By combining thermodynamics with mechanics, I have been able to show that there are no inertial frames at temperatures above absolute zero and to describe how mass traveling at a given velocity converts the surrounding radiation field into friction.
According to Newton's First Law, inertial frames exist and, in an inertial frame, in the absence of a force, a particle travels at constant velocity. Since I show that inertial frames only exist at absolute zero, this project will interest anyone who is interested in mechanics at any temperature above 0° K.
A molecule traveling at constant velocity at absolute zero experiences no friction. Consider a spatially homogeneous radiation field at T > 0 with a black body distribution. A molecule at rest from the field's frame of reference (FOR) absorbs and emits photons symmetrically. Since the photons that comprise the radiation field carry momentum, a molecule at rest from the fields FOR undergoes Brownian motion. Consider a molecule that is traveling at velocity v, from the fields FOR. From the molecules FOR, the molecule is at rest. As a consequence of the Doppler effect, the radiation field is blue-shifted in front and red-shifted behind. Since the momentum is inversely proportional to wavelength, the blue-shifted radiation has greater momentum than the red-shifted radiation. Thus absorption of momentum is direction-dependent, but it is emitted symmetrically. Thus the molecule randomizes the momentum of radiation in space. This is the ultimate irreversible process and the foundation of entropy.
From the molecule's FOR, it reduces the radiation asymmetry to zero and catalyzes the attainment of thermal equilibrium between the particle and the field. From the radiation's FOR, there is an initial asymmetry in the motion of the molecule, and the field sees a conversion of unidirectional motion into Brownian motion. Friction is the force that causes the reduction in unidirectional motion. From this perspective, radiation asymmetry and unidirectional motion are related.
Multidisciplinary work opens new fields. As a biologist, I have tried to understand cell function by finding the underlying causes of various effects. I am trying to apply my biological perspective to understanding the cause and effect relationships between fundamental physical processes.

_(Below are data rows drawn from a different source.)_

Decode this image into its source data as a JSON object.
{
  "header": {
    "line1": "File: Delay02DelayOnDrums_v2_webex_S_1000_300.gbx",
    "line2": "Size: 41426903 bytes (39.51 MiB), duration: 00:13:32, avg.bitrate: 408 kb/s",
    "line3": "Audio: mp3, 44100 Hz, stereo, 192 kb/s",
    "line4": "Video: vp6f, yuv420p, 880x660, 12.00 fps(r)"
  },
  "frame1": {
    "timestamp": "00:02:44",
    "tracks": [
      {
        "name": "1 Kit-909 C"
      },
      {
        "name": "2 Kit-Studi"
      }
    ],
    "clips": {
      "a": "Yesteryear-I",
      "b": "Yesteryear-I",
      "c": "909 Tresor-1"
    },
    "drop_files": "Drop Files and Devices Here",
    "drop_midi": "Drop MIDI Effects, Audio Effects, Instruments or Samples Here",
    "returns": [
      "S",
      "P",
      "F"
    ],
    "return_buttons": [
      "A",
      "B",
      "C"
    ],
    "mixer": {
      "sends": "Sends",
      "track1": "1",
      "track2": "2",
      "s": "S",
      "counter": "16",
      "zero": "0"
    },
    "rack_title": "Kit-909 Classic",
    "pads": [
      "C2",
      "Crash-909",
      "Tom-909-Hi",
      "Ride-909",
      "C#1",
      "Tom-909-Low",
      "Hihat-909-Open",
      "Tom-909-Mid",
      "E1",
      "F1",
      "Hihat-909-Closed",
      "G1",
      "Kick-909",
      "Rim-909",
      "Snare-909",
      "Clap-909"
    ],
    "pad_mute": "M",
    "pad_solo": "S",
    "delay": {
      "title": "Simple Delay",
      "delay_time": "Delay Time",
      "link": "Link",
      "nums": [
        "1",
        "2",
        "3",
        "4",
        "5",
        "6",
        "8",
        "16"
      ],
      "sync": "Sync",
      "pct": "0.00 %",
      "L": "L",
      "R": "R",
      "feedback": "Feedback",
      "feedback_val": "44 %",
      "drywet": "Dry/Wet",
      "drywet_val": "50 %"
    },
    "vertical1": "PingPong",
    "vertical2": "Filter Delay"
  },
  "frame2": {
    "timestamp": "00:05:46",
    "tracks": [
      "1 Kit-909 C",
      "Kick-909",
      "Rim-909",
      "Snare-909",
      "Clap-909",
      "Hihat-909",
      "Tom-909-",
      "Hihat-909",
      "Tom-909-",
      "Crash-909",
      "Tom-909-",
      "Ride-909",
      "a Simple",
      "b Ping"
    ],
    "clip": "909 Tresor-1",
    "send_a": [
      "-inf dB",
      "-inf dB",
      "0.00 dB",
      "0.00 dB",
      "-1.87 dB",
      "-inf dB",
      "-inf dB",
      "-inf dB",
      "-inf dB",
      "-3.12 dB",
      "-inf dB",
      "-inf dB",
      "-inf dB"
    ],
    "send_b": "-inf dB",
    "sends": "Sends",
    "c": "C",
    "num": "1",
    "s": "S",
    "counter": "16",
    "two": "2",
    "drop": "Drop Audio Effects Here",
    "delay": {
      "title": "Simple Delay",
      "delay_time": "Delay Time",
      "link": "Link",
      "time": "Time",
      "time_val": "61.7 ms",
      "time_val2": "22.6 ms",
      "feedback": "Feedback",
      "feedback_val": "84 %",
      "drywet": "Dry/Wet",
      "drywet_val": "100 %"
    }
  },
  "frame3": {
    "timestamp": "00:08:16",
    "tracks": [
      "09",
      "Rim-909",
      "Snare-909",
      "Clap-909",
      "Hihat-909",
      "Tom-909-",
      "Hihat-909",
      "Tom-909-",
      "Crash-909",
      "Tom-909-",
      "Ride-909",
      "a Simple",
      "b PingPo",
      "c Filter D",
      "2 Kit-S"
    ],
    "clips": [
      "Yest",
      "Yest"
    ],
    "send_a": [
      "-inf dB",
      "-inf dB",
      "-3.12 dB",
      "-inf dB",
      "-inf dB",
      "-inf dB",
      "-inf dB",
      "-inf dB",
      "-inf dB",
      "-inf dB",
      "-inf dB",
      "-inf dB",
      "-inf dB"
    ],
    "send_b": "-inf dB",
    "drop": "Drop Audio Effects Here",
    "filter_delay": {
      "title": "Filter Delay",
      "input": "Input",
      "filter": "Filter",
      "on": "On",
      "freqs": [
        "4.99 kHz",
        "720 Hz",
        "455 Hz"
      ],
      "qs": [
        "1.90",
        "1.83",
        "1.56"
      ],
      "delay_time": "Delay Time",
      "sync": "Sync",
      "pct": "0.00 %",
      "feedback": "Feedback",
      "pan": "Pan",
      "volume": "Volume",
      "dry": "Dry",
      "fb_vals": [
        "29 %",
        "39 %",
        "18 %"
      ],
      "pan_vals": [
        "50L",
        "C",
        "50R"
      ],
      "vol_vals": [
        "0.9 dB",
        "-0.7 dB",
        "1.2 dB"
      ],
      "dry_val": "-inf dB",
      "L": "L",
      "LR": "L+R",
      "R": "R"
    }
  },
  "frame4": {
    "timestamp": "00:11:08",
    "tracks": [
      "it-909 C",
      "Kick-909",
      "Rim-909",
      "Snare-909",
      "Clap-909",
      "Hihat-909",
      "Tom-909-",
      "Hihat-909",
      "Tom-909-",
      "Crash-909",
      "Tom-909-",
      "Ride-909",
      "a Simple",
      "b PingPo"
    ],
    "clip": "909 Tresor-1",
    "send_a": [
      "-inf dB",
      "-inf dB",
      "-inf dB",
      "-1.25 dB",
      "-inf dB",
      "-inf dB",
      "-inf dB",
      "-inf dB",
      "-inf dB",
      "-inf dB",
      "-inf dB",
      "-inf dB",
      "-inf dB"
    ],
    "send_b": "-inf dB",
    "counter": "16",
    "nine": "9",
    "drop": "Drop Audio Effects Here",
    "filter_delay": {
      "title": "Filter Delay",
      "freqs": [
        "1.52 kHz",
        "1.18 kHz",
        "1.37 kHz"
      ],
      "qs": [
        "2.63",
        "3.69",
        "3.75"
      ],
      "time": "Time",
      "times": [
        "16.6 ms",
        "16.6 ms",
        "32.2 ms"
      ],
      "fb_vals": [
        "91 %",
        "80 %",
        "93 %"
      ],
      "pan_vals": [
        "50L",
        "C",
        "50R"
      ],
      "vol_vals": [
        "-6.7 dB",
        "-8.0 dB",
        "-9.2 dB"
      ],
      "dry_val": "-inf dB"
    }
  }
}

- Private (e.g., commodity groups, foundations, companies)
- General Knowledge
- I speak to Tom Owens in my department and many people in the Physics Department.
- Randy Wayne, Department of Plant Biology, Cornell University